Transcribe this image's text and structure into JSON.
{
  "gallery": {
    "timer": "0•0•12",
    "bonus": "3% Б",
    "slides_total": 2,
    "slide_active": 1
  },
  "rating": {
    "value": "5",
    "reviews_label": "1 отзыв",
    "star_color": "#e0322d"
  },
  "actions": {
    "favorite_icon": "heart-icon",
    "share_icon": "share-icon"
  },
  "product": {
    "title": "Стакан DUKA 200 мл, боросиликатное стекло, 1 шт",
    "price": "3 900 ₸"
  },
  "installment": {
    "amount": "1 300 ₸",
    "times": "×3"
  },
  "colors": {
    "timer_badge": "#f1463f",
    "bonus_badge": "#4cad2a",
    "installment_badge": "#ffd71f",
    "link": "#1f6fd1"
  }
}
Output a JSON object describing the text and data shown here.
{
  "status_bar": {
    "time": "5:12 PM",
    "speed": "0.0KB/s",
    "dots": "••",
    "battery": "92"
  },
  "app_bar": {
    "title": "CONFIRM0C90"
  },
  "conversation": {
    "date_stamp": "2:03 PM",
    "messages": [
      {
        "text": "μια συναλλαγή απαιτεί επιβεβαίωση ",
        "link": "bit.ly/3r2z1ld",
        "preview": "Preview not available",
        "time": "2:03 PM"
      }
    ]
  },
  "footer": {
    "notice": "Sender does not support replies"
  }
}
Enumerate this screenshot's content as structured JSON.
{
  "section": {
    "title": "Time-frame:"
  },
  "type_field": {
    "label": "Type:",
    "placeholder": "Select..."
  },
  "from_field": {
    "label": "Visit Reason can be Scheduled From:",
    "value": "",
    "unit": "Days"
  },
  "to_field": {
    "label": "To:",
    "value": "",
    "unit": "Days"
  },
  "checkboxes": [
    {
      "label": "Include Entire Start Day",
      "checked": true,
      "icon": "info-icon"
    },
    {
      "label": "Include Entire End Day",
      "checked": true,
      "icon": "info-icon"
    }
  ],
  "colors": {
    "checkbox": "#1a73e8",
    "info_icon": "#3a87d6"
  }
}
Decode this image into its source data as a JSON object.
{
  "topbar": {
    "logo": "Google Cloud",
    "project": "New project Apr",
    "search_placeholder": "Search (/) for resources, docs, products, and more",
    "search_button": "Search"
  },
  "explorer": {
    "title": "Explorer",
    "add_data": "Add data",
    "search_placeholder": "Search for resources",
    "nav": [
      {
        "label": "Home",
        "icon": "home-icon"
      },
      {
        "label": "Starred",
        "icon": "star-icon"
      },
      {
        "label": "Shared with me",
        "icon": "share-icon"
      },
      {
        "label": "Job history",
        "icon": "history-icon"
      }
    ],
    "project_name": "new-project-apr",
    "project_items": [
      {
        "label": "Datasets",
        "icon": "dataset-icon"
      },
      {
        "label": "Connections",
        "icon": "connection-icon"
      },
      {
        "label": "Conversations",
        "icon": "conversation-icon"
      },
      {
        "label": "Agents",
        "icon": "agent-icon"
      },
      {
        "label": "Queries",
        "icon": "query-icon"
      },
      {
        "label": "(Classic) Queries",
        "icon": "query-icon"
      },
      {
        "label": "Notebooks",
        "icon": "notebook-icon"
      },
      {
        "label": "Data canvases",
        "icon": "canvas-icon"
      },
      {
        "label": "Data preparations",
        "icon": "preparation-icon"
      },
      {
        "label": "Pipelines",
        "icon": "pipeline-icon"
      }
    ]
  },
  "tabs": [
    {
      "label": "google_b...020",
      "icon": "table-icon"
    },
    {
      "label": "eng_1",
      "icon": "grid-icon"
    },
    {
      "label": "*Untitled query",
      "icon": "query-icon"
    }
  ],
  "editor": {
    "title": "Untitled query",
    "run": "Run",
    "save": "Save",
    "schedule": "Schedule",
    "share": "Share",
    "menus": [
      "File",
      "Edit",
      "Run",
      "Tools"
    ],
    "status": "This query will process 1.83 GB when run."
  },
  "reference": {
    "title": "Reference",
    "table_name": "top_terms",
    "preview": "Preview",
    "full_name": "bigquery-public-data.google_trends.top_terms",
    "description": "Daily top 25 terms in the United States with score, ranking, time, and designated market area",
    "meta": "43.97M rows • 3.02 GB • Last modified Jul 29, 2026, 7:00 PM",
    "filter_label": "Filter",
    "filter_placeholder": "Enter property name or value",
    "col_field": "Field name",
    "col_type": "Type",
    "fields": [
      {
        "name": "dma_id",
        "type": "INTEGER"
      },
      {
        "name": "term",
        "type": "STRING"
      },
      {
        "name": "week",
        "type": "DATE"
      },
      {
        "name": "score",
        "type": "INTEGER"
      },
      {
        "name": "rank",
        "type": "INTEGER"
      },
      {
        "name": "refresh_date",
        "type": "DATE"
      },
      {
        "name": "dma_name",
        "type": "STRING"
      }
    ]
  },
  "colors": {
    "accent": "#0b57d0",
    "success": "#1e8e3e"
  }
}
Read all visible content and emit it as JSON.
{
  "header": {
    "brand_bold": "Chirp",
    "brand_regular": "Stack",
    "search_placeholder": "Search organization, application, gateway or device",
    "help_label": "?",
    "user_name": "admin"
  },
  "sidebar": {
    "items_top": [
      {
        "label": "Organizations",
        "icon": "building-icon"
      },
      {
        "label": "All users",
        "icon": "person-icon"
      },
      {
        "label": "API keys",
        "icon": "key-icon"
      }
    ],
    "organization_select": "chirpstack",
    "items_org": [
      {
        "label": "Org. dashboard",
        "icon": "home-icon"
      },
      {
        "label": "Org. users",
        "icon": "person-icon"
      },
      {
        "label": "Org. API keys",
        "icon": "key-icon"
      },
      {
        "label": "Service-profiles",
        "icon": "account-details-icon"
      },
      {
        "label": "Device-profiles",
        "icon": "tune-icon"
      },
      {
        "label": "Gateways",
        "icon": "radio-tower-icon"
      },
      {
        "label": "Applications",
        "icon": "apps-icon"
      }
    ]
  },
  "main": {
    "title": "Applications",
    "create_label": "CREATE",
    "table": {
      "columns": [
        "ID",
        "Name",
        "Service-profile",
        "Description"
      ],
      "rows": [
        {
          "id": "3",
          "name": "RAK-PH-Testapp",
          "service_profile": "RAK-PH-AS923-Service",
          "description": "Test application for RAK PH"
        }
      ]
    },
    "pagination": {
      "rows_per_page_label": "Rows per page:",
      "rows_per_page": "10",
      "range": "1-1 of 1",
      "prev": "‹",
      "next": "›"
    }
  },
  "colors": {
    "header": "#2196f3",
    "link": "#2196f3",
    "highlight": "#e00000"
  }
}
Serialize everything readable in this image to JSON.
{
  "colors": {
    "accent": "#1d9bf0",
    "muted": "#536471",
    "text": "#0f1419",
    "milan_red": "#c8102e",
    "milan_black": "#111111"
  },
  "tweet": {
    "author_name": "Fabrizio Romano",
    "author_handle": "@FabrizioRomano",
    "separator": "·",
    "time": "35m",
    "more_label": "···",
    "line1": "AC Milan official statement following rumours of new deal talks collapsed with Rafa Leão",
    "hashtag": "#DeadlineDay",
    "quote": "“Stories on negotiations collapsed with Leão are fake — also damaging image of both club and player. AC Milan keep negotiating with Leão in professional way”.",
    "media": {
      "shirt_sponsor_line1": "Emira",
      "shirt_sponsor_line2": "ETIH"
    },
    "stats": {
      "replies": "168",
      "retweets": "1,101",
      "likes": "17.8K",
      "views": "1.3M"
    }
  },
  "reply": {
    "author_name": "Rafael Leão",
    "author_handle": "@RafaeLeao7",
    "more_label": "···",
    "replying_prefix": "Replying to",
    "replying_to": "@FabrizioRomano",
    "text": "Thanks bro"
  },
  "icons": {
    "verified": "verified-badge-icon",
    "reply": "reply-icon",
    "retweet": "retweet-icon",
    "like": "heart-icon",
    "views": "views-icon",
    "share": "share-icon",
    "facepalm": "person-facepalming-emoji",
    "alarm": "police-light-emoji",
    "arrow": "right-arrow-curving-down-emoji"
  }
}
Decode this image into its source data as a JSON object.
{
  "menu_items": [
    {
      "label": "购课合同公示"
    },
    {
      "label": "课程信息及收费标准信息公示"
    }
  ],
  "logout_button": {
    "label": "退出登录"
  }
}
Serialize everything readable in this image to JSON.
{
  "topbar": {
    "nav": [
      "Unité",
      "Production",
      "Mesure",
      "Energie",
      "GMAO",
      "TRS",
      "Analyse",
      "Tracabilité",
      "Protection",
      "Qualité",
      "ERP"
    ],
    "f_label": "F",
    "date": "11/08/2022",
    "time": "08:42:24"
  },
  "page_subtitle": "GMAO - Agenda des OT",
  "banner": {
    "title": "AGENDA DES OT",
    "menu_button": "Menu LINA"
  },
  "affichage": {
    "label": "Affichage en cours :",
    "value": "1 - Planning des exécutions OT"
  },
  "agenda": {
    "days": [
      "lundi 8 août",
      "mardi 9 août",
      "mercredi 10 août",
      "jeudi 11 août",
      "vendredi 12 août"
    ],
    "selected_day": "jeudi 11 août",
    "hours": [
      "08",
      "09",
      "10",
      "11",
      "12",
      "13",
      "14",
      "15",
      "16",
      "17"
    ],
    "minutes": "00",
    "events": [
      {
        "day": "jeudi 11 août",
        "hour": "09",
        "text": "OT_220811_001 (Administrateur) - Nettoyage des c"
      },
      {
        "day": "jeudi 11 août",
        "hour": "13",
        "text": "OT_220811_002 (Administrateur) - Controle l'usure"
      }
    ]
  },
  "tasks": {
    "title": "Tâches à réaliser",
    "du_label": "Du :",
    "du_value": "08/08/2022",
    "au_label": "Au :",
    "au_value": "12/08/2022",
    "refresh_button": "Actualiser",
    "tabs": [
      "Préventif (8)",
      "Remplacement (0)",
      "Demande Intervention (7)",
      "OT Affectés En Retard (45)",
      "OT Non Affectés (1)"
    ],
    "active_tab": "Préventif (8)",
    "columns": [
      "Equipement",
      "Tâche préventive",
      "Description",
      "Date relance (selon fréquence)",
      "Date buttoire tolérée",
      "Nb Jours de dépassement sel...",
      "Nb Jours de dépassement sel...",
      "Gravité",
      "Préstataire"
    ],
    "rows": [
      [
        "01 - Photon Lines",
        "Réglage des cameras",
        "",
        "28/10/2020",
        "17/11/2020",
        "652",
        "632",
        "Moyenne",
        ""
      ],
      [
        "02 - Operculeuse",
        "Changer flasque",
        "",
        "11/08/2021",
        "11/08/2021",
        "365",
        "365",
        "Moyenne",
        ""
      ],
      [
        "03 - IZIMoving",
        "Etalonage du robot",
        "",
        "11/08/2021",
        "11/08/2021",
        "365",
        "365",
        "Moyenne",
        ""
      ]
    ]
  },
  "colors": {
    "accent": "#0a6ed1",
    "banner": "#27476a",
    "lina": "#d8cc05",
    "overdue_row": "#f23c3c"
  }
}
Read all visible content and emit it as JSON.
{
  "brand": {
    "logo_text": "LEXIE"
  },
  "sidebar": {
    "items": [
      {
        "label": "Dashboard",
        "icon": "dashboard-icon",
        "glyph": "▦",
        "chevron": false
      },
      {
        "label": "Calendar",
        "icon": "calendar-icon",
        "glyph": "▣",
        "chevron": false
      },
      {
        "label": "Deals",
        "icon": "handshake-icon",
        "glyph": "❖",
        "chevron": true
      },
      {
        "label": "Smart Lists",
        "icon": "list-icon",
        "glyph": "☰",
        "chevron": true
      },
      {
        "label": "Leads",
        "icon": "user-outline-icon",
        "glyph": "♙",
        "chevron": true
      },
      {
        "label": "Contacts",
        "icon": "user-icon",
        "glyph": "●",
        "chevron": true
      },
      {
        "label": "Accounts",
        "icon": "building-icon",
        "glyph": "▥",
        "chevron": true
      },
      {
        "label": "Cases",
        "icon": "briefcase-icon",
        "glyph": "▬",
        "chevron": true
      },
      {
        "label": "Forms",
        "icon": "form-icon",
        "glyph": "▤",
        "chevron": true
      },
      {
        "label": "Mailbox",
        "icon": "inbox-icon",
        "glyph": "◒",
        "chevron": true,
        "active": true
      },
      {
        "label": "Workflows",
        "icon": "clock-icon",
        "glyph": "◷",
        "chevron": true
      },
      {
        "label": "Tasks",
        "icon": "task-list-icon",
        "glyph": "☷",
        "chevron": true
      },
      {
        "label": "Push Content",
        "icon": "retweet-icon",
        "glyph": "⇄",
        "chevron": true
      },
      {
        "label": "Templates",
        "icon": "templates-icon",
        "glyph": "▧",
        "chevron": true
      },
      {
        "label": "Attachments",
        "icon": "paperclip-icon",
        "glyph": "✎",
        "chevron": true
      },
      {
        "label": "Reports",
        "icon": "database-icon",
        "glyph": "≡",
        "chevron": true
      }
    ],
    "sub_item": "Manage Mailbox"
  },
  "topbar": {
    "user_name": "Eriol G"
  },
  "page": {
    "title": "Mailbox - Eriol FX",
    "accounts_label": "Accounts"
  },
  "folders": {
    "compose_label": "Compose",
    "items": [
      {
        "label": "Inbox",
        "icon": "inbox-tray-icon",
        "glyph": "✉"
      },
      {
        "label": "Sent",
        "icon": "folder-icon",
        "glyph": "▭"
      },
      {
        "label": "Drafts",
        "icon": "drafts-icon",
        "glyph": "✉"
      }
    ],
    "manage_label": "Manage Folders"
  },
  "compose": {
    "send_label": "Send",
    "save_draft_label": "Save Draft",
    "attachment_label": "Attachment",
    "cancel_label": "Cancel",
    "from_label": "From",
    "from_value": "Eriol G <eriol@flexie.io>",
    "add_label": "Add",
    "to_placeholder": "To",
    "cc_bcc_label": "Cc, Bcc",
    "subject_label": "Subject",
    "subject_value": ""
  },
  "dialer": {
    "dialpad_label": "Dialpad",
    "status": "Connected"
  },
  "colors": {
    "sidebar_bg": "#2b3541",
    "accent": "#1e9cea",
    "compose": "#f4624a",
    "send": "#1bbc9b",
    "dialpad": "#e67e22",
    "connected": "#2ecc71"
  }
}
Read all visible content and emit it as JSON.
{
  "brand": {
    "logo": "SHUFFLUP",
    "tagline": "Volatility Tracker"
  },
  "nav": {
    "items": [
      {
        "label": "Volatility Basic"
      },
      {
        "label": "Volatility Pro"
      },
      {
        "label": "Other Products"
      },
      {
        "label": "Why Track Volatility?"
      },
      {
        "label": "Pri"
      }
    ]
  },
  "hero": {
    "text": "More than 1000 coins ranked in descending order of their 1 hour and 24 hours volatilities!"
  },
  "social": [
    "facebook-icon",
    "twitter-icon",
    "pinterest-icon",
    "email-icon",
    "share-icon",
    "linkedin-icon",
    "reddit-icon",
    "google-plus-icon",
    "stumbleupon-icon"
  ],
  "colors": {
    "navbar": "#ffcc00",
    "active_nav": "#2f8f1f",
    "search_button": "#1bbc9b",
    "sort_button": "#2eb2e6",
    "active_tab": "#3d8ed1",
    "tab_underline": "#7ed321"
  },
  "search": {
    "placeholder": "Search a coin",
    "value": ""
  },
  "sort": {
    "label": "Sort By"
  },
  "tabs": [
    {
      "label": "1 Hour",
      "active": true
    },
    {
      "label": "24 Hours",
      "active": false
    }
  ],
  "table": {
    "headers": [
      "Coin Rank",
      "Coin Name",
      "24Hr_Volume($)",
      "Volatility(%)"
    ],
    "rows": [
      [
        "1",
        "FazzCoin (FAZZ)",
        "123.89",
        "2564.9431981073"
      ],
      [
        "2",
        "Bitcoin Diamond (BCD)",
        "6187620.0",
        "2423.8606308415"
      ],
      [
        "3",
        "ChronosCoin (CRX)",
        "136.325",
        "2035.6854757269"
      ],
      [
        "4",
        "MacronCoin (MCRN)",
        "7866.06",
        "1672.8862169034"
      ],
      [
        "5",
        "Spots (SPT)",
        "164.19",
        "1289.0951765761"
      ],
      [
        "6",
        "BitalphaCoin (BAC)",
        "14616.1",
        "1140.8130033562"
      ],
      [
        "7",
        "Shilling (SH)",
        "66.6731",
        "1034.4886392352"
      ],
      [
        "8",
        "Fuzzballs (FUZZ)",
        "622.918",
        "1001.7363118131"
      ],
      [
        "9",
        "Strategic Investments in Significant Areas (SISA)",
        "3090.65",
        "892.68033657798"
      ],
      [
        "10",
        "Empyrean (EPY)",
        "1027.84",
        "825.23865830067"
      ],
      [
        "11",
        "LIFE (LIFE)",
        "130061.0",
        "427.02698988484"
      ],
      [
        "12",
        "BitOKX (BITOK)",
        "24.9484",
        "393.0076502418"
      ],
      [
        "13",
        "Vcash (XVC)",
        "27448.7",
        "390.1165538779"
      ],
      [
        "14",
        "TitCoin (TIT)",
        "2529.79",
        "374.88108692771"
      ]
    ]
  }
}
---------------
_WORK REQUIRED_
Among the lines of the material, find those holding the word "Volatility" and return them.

_WORKED SOLUTION_
    "tagline": "Volatility Tracker"
        "label": "Volatility Basic"
        "label": "Volatility Pro"
        "label": "Why Track Volatility?"
      "Volatility(%)"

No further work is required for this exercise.